##### Data #####

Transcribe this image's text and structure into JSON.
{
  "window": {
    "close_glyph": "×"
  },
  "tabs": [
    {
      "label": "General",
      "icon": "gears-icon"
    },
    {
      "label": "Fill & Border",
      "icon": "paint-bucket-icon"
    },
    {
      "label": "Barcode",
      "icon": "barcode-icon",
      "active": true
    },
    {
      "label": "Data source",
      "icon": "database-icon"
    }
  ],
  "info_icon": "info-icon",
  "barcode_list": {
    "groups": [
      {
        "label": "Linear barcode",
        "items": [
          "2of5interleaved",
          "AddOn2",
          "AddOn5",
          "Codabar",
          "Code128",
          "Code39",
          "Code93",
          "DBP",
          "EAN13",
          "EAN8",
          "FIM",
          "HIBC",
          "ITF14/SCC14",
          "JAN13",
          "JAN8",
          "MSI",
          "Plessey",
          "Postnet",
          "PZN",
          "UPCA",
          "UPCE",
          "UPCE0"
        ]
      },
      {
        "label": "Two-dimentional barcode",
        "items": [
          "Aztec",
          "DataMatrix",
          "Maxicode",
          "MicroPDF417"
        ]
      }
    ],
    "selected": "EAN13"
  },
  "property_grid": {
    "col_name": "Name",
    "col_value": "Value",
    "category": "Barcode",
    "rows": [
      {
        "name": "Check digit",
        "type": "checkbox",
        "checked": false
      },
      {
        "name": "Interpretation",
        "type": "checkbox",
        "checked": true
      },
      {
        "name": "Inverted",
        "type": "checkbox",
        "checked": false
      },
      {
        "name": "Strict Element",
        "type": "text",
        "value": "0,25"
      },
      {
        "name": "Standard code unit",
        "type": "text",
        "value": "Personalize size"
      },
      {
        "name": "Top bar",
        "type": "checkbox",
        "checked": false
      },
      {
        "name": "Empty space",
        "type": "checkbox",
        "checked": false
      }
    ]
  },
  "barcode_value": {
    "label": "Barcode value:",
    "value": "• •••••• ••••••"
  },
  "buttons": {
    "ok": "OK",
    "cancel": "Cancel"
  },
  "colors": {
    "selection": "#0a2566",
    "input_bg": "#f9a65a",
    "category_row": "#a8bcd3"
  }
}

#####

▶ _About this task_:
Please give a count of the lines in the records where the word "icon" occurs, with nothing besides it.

▶ _Response to the task_:
5